---------- Data section

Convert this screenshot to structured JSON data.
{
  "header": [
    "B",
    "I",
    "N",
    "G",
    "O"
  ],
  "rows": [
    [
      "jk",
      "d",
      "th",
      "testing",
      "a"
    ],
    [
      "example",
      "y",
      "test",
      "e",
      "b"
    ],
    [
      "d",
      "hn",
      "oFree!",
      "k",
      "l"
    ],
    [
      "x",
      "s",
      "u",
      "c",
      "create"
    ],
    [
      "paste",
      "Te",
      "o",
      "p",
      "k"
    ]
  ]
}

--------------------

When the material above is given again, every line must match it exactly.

- **Reply**
Convert this screenshot to structured JSON data.
{
  "header": [
    "B",
    "I",
    "N",
    "G",
    "O"
  ],
  "rows": [
    [
      "jk",
      "d",
      "th",
      "testing",
      "a"
    ],
    [
      "example",
      "y",
      "test",
      "e",
      "b"
    ],
    [
      "d",
      "hn",
      "oFree!",
      "k",
      "l"
    ],
    [
      "x",
      "s",
      "u",
      "c",
      "create"
    ],
    [
      "paste",
      "Te",
      "o",
      "p",
      "k"
    ]
  ]
}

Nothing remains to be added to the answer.